In a time of rising college tuitions and soaring student loan debt, higher education has become increasingly inaccessible to all but the affluent. Though a number of policymakers—including several of the 2016 presidential candidates—have sought to make post-secondary education more affordable for the middle class, new research shows that college campuses themselves may play a role in exacerbating inequality.
At the Foundation, Visiting Scholar Tali Mendelberg (Princeton University) is conducting an in-depth analysis of the consequences of affluence on U.S. college campuses, looking at how concentrations of high-income students at universities may reinforce economic inequality. She is exploring whether the presence of many affluent students creates social norms on campuses that prioritize the wealthy and marginalize low-income students, thereby leading to lower rates of leadership and future political participation among low-income young adults.
In an interview with the Foundation, Mendelberg explained how these norms are established, how they exacerbate inequality, and what kinds of policies might ameliorate them. A paper on this topic will be published later this year (a working paper can be found here).
Q. Recent studies of social inequality, including work by RSF author Martin Gilens, have shown that affluent Americans (those in the top 10% of the income distribution) hold significant influence over public policy and tend to oppose policies that reduce inequality. Your current work expands this body of research to look at the role of college campuses in shaping the economic preferences of the affluent. Although colleges have long been thought to "liberalize" students' beliefs, you've found that they can also conservatize. How has this worked in terms of students' economic beliefs? What kinds of norms around money and affluence are established on college campuses?

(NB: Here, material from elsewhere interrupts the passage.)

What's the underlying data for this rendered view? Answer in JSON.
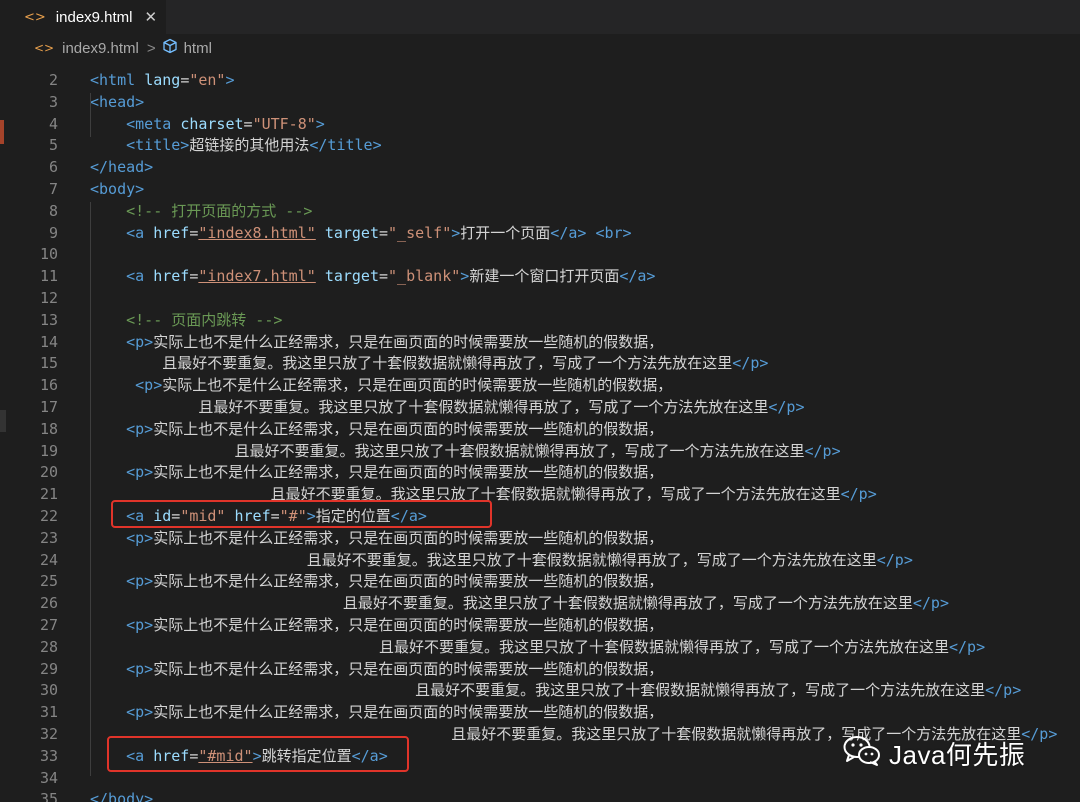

Mendelberg: Colleges are places where social norms can be very strong, and where individuals are highly motivated to follow their peers’ central tendency. With rising income inequality lower- and middle-income students are finding it more difficult to attend four-year colleges. College campuses are therefore becoming disproportionately more affluent. As they concentrate higher numbers of affluent students, they inadvertently foster peer norms reflecting affluent lifestyles and tastes. When those affluent lifestyles combine with a norm of materialism—when most students are also motivated by making money—then we see a powerful conservatizing effect from attending a school with many affluent students. In other words, students at this age are ready to adopt ways of acting and thinking that their peers think are appropriate, and when peers prioritize financial gain in order to maintain their affluence, this activates affluent students’ tendency to allow affluent people to keep their affluence. Students become more supportive of policies such as keeping taxes low on the wealthy.
Q. Which kinds of institutions tend to produce these norms of affluence? In what ways does the presence of lower-income students mitigate the conservatizing effects of a campus culture of affluence?
Institutions that matriculate a majority of students from the top ten percent of the nation’s household income distribution produce these norms. The effect is especially strong in campuses where a large majority of students indicate on a survey that they are attending college for financial gain. One implication of this research is that the problem is not only unfair access to lower-income students; it is also the disproportionate absence of middle-income students. Many four-year schools consist mostly of affluent students.
Q. Several of the current presidential candidates have advocated expanding access to college, from changing student loan structures to making public universities free. What kinds of public and institutional policies could address the increase of norms of affluence on campuses? How might such policies affect social inequality overall?
Financially-strapped schools are admitting more students who can pay full tuition in order to make up the loss in revenue from government support. Financially-healthy schools are admitting more affluent students because those are often the students whose parents cultivate children with the desired mix of extra-curricular and academic achievements, not to mention paying thousands of dollars for tutoring and SAT classes.
Colleges may want to ask themselves if there are ways to return higher education to one of its primary reasons for existing — to provide equal opportunity in a democratic society. Otherwise, they become places where privilege replicates itself not only demographically but in the privilege-justifying attitudes of the elite. Candidates should advocate for more funding for higher education that targets the lower and middle classes. That means keeping tuition high, with percentage increases tethered to the percentage increase in the income and wealth of the top ten percent—because the top ten percent can afford to pay it—while providing enough financial aid to make the net cost of college affordable to everyone else.
Government has reduced funding for higher education too much, and it must recognize the damage it has done and restore as much funding as possible. Vassar’s president recently published an excellent op-ed in the New York Times making exactly this point. Vassar has been a leader in this regard, so it is possible to make good progress on this issue. It will also take a willingness on the part of affluent people to see that they are unfairly benefitting from their private resources at the expense of 90% of Americans. When we hire a college tutor for $3,000 but resist a tax increase that would send that $3,000 to a brilliant future medical researcher, we are undermining our collective well-being. If colleges put less emphasis on achievements that money can buy, they would allow affluent people to more easily forego spending discretionary income to buy advantages for their children.